From Wikipedia, the free encyclopedia

Evolutionary design, continuous design, evolutive design, or incremental design is directly related to any modular design application, in which components can be freely substituted to improve the design, modify performance, or change another feature at a later time.

Software architects and software developers should use "fitness functions" to continuously keep the software system in check.[1]


In particular, it applies (with the name continuous design) to software development. In this field it is a practice of creating and modifying the design of a system as it is developed, rather than purporting to specify the system completely before development starts (as in the waterfall model). Continuous design was popularized by extreme programming. Continuous design also uses test driven development and refactoring. Martin Fowler wrote a popular book called Refactoring, as well as a popular article entitled "Is Design Dead?", that talked about continuous/evolutionary design. James Shore wrote an article in IEEE titled "Continuous Design".

Industrial design Project[edit]

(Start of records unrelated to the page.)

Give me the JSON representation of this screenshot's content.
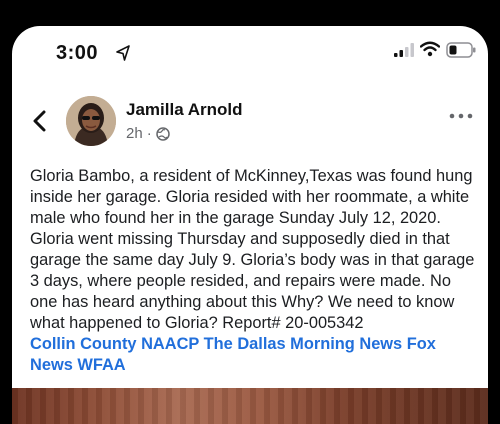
{
  "status_bar": {
    "time": "3:00"
  },
  "post": {
    "author": "Jamilla Arnold",
    "time_ago": "2h",
    "separator": "·",
    "text": "Gloria Bambo, a resident of McKinney,Texas was found hung inside her garage. Gloria resided with her roommate, a white male who found her in the garage Sunday July 12, 2020. Gloria went missing Thursday and supposedly died in that garage the same day July 9. Gloria’s body was in that garage 3 days, where people resided, and repairs were made. No one has heard anything about this Why? We need to know what happened to Gloria? Report# 20-005342",
    "tags": [
      "Collin County NAACP",
      "The Dallas Morning News",
      "Fox News",
      "WFAA"
    ]
  },
  "icons": {
    "back": "chevron-left-icon",
    "more": "more-dots-icon",
    "globe": "globe-icon",
    "location": "location-arrow-icon",
    "signal": "cell-signal-icon",
    "wifi": "wifi-icon",
    "battery": "battery-icon"
  },
  "colors": {
    "link": "#216fdb",
    "meta": "#65676b",
    "text": "#1c1e21"
  }
}
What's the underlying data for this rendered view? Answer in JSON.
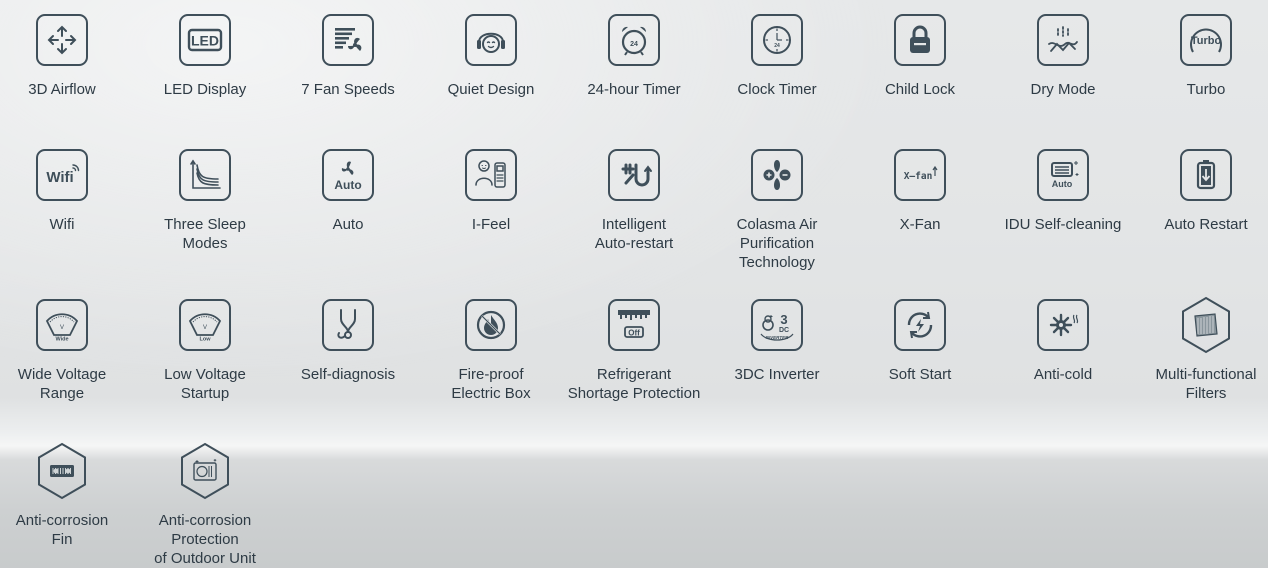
{
  "features": [
    {
      "lines": [
        "3D Airflow"
      ]
    },
    {
      "lines": [
        "LED Display"
      ],
      "badge_text": "LED"
    },
    {
      "lines": [
        "7 Fan Speeds"
      ]
    },
    {
      "lines": [
        "Quiet Design"
      ]
    },
    {
      "lines": [
        "24-hour Timer"
      ],
      "badge_text": "24"
    },
    {
      "lines": [
        "Clock Timer"
      ],
      "badge_text": "24"
    },
    {
      "lines": [
        "Child Lock"
      ]
    },
    {
      "lines": [
        "Dry Mode"
      ]
    },
    {
      "lines": [
        "Turbo"
      ],
      "badge_text": "Turbo"
    },
    {
      "lines": [
        "Wifi"
      ],
      "badge_text": "Wifi"
    },
    {
      "lines": [
        "Three Sleep",
        "Modes"
      ]
    },
    {
      "lines": [
        "Auto"
      ],
      "badge_text": "Auto"
    },
    {
      "lines": [
        "I-Feel"
      ]
    },
    {
      "lines": [
        "Intelligent",
        "Auto-restart"
      ]
    },
    {
      "lines": [
        "Colasma Air",
        "Purification",
        "Technology"
      ]
    },
    {
      "lines": [
        "X-Fan"
      ],
      "badge_text": "X–fan"
    },
    {
      "lines": [
        "IDU Self-cleaning"
      ],
      "badge_text": "Auto"
    },
    {
      "lines": [
        "Auto Restart"
      ]
    },
    {
      "lines": [
        "Wide Voltage",
        "Range"
      ],
      "badge_text": "Wide"
    },
    {
      "lines": [
        "Low Voltage",
        "Startup"
      ],
      "badge_text": "Low"
    },
    {
      "lines": [
        "Self-diagnosis"
      ]
    },
    {
      "lines": [
        "Fire-proof",
        "Electric Box"
      ]
    },
    {
      "lines": [
        "Refrigerant",
        "Shortage Protection"
      ],
      "badge_text": "Off"
    },
    {
      "lines": [
        "3DC Inverter"
      ],
      "badge_text": "3",
      "badge_text2": "DC",
      "badge_text3": "INVERTER"
    },
    {
      "lines": [
        "Soft Start"
      ]
    },
    {
      "lines": [
        "Anti-cold"
      ]
    },
    {
      "lines": [
        "Multi-functional",
        "Filters"
      ]
    },
    {
      "lines": [
        "Anti-corrosion",
        "Fin"
      ]
    },
    {
      "lines": [
        "Anti-corrosion",
        "Protection",
        "of Outdoor Unit"
      ]
    }
  ],
  "colors": {
    "icon_stroke": "#3f4f5a",
    "label_text": "#2e3b45"
  },
  "icons": [
    "airflow-3d-icon",
    "led-display-icon",
    "fan-speeds-icon",
    "quiet-design-icon",
    "alarm-timer-icon",
    "clock-timer-icon",
    "child-lock-icon",
    "dry-mode-icon",
    "turbo-icon",
    "wifi-icon",
    "sleep-modes-icon",
    "auto-icon",
    "i-feel-icon",
    "intelligent-restart-icon",
    "colasma-icon",
    "x-fan-icon",
    "idu-self-cleaning-icon",
    "auto-restart-icon",
    "wide-voltage-icon",
    "low-voltage-icon",
    "self-diagnosis-icon",
    "fireproof-box-icon",
    "refrigerant-shortage-icon",
    "inverter-3dc-icon",
    "soft-start-icon",
    "anti-cold-icon",
    "multi-filter-icon",
    "anti-corrosion-fin-icon",
    "anti-corrosion-outdoor-icon"
  ]
}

Modular design states that a product is made of subsystems that are joined together to create a full product.[2] The above design model defined in electronics and evolved in industrial design into well consolidated industrial standards related to platform concept and its evolution.[3]

See also[edit]


  1. ^ Fundamentals of Software Architecture: An Engineering Approach. O'Reilly Media. 2020. ISBN 978-1492043454.
  2. ^ Ulrich K (1995) The role of product architecture in the manufacturing firm. Res Policy 24(3):419–441. doi:10.1016/0048-7333(94)00775-3, 1995
  3. ^ Muffatto M (1999) Platform strategies in international new product development. Int J Opera Prod Manag 19(5/6):449–460. doi:10.1108/01443579910260766

External links[edit]